Element data from apps and pages
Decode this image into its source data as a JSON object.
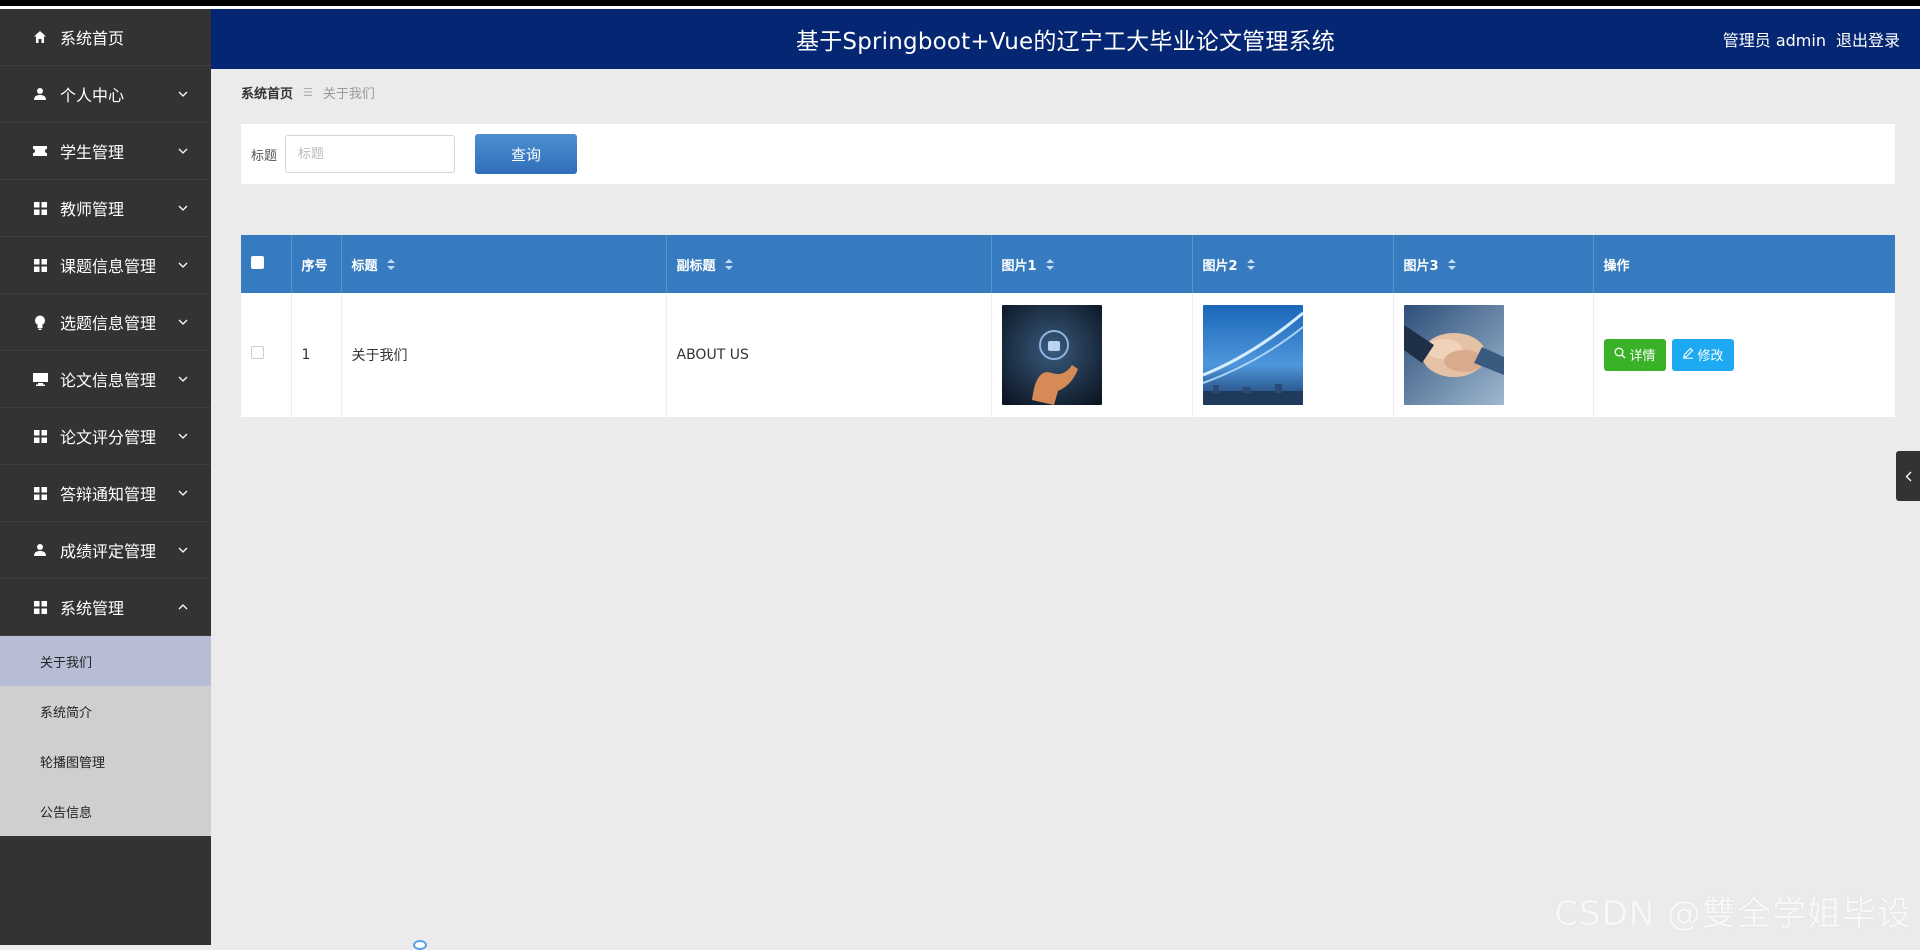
{
  "header": {
    "title": "基于Springboot+Vue的辽宁工大毕业论文管理系统",
    "user": "管理员 admin",
    "logout": "退出登录"
  },
  "sidebar": {
    "items": [
      {
        "label": "系统首页",
        "icon": "home-icon",
        "expandable": false
      },
      {
        "label": "个人中心",
        "icon": "user-icon",
        "expandable": true
      },
      {
        "label": "学生管理",
        "icon": "ticket-icon",
        "expandable": true
      },
      {
        "label": "教师管理",
        "icon": "grid-icon",
        "expandable": true
      },
      {
        "label": "课题信息管理",
        "icon": "grid-icon",
        "expandable": true
      },
      {
        "label": "选题信息管理",
        "icon": "bulb-icon",
        "expandable": true
      },
      {
        "label": "论文信息管理",
        "icon": "monitor-icon",
        "expandable": true
      },
      {
        "label": "论文评分管理",
        "icon": "grid-icon",
        "expandable": true
      },
      {
        "label": "答辩通知管理",
        "icon": "grid-icon",
        "expandable": true
      },
      {
        "label": "成绩评定管理",
        "icon": "user-icon",
        "expandable": true
      },
      {
        "label": "系统管理",
        "icon": "grid-icon",
        "expandable": true,
        "expanded": true
      }
    ],
    "submenu": [
      {
        "label": "关于我们",
        "active": true
      },
      {
        "label": "系统简介",
        "active": false
      },
      {
        "label": "轮播图管理",
        "active": false
      },
      {
        "label": "公告信息",
        "active": false
      }
    ]
  },
  "breadcrumb": {
    "home": "系统首页",
    "separator": "☰",
    "current": "关于我们"
  },
  "search": {
    "label": "标题",
    "placeholder": "标题",
    "button": "查询"
  },
  "table": {
    "columns": [
      "序号",
      "标题",
      "副标题",
      "图片1",
      "图片2",
      "图片3",
      "操作"
    ],
    "rows": [
      {
        "index": "1",
        "title": "关于我们",
        "subtitle": "ABOUT US"
      }
    ],
    "actions": {
      "detail": "详情",
      "edit": "修改"
    }
  },
  "watermark": "CSDN @雙全学姐毕设",
  "colors": {
    "header": "#052672",
    "sidebar": "#333333",
    "table_header": "#367bbf",
    "detail_button": "#3ab227",
    "edit_button": "#1daaf2"
  }
}
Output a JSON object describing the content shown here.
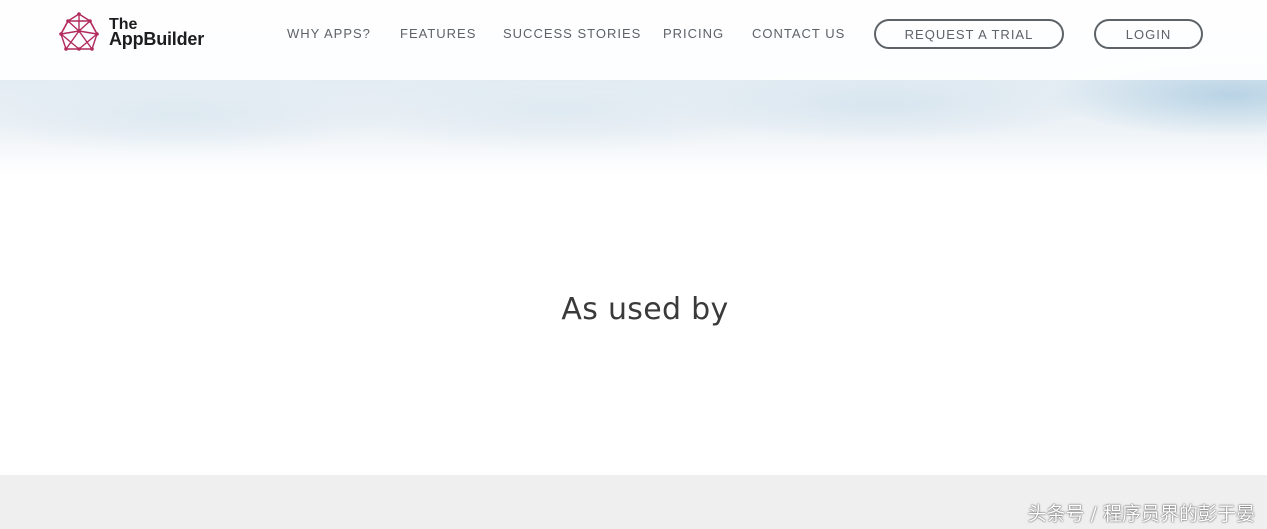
{
  "brand": {
    "line1": "The",
    "line2": "AppBuilder",
    "accent_color": "#b12a5b"
  },
  "nav": {
    "items": [
      {
        "label": "WHY APPS?"
      },
      {
        "label": "FEATURES"
      },
      {
        "label": "SUCCESS STORIES"
      },
      {
        "label": "PRICING"
      },
      {
        "label": "CONTACT US"
      }
    ],
    "trial_label": "REQUEST A TRIAL",
    "login_label": "LOGIN"
  },
  "main": {
    "title": "As used by"
  },
  "watermark": {
    "text": "头条号 / 程序员界的彭于晏"
  },
  "colors": {
    "nav_text": "#5c6266",
    "title_text": "#3a3a3a",
    "band_bg": "#efefef"
  }
}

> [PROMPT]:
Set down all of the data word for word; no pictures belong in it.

> [SOLUTION FOR THIS TASK]:
Decode this image into its source data as a JSON object.
{
  "header": {
    "title": "基于Springboot+Vue的辽宁工大毕业论文管理系统",
    "user": "管理员 admin",
    "logout": "退出登录"
  },
  "sidebar": {
    "items": [
      {
        "label": "系统首页",
        "icon": "home-icon",
        "expandable": false
      },
      {
        "label": "个人中心",
        "icon": "user-icon",
        "expandable": true
      },
      {
        "label": "学生管理",
        "icon": "ticket-icon",
        "expandable": true
      },
      {
        "label": "教师管理",
        "icon": "grid-icon",
        "expandable": true
      },
      {
        "label": "课题信息管理",
        "icon": "grid-icon",
        "expandable": true
      },
      {
        "label": "选题信息管理",
        "icon": "bulb-icon",
        "expandable": true
      },
      {
        "label": "论文信息管理",
        "icon": "monitor-icon",
        "expandable": true
      },
      {
        "label": "论文评分管理",
        "icon": "grid-icon",
        "expandable": true
      },
      {
        "label": "答辩通知管理",
        "icon": "grid-icon",
        "expandable": true
      },
      {
        "label": "成绩评定管理",
        "icon": "user-icon",
        "expandable": true
      },
      {
        "label": "系统管理",
        "icon": "grid-icon",
        "expandable": true,
        "expanded": true
      }
    ],
    "submenu": [
      {
        "label": "关于我们",
        "active": true
      },
      {
        "label": "系统简介",
        "active": false
      },
      {
        "label": "轮播图管理",
        "active": false
      },
      {
        "label": "公告信息",
        "active": false
      }
    ]
  },
  "breadcrumb": {
    "home": "系统首页",
    "separator": "☰",
    "current": "关于我们"
  },
  "search": {
    "label": "标题",
    "placeholder": "标题",
    "button": "查询"
  },
  "table": {
    "columns": [
      "序号",
      "标题",
      "副标题",
      "图片1",
      "图片2",
      "图片3",
      "操作"
    ],
    "rows": [
      {
        "index": "1",
        "title": "关于我们",
        "subtitle": "ABOUT US"
      }
    ],
    "actions": {
      "detail": "详情",
      "edit": "修改"
    }
  },
  "watermark": "CSDN @雙全学姐毕设",
  "colors": {
    "header": "#052672",
    "sidebar": "#333333",
    "table_header": "#367bbf",
    "detail_button": "#3ab227",
    "edit_button": "#1daaf2"
  }
}
Output a JSON object describing the content shown here.
{
  "brand": {
    "line1": "The",
    "line2": "AppBuilder",
    "accent_color": "#b12a5b"
  },
  "nav": {
    "items": [
      {
        "label": "WHY APPS?"
      },
      {
        "label": "FEATURES"
      },
      {
        "label": "SUCCESS STORIES"
      },
      {
        "label": "PRICING"
      },
      {
        "label": "CONTACT US"
      }
    ],
    "trial_label": "REQUEST A TRIAL",
    "login_label": "LOGIN"
  },
  "main": {
    "title": "As used by"
  },
  "watermark": {
    "text": "头条号 / 程序员界的彭于晏"
  },
  "colors": {
    "nav_text": "#5c6266",
    "title_text": "#3a3a3a",
    "band_bg": "#efefef"
  }
}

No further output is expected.